**** Recorded information ****
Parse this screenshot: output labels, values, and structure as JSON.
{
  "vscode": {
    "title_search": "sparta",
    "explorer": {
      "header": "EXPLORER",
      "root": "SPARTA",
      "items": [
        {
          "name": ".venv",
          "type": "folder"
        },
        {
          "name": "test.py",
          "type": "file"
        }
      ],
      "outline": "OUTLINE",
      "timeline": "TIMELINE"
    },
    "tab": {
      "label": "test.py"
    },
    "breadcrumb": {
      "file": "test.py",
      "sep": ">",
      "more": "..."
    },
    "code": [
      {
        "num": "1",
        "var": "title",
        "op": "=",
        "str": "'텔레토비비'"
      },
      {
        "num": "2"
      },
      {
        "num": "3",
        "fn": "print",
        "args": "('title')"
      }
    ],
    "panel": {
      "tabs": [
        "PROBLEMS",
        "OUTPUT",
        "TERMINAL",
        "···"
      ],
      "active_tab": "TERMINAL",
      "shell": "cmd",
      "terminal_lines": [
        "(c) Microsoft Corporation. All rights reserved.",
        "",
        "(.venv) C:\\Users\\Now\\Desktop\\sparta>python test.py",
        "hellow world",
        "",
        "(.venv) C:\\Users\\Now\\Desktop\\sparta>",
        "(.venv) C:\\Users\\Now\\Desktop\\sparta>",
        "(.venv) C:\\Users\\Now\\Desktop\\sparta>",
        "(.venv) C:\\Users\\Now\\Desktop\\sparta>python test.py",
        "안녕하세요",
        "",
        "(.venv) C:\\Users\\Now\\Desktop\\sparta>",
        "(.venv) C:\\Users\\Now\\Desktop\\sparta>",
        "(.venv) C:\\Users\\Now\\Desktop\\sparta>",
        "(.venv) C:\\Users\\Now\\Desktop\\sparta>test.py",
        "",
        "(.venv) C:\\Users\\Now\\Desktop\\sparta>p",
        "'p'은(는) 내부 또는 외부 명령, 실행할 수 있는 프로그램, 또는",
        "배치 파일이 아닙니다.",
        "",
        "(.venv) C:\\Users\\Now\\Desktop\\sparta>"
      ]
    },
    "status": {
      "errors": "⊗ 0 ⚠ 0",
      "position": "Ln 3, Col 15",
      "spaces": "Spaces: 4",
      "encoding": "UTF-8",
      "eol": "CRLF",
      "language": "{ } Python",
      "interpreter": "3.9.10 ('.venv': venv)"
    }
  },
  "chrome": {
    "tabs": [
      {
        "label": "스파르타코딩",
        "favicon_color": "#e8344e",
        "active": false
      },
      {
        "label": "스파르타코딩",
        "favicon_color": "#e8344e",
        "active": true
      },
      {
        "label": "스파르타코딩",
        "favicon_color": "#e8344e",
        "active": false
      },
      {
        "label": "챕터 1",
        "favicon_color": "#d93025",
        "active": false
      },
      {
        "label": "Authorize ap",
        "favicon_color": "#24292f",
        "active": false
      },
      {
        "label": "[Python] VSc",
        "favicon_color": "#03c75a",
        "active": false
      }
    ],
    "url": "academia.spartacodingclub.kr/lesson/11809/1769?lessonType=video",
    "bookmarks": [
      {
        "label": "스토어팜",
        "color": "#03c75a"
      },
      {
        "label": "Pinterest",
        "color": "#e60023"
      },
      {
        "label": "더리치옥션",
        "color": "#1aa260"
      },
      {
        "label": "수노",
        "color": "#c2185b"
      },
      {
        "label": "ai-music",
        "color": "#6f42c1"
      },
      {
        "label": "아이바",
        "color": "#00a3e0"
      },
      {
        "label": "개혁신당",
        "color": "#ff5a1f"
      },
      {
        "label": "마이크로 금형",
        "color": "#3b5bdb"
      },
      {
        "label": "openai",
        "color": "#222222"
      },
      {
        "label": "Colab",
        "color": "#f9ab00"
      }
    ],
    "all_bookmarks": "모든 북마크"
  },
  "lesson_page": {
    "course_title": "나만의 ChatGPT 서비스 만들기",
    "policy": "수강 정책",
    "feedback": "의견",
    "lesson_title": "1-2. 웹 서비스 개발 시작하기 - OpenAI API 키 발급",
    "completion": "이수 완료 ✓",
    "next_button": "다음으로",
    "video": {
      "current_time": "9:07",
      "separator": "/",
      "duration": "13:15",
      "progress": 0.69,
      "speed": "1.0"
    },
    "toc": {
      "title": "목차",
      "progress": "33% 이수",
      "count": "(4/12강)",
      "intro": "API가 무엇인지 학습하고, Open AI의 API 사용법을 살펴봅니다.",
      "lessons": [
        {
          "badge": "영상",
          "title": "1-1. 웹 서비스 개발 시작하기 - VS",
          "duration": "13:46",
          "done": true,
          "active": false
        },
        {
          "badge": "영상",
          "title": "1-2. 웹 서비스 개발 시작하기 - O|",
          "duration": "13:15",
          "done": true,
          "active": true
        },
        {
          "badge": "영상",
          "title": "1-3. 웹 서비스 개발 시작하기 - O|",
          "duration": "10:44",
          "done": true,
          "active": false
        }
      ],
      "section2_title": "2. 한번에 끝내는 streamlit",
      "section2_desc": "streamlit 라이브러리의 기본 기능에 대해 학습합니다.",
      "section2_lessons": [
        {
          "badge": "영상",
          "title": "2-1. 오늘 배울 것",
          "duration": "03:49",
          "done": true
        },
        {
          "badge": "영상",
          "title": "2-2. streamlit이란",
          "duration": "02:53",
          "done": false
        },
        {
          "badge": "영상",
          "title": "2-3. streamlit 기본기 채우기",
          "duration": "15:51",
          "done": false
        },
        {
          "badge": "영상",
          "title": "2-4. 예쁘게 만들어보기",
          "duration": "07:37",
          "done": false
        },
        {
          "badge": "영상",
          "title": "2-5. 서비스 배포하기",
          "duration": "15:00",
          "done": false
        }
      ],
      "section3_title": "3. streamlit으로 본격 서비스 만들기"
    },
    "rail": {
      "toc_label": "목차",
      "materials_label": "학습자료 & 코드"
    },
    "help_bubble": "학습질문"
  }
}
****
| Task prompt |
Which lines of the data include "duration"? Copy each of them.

| Solution below |
      "duration": "13:15",
          "duration": "13:46",
          "duration": "13:15",
          "duration": "10:44",
          "duration": "03:49",
          "duration": "02:53",
          "duration": "15:51",
          "duration": "07:37",
          "duration": "15:00",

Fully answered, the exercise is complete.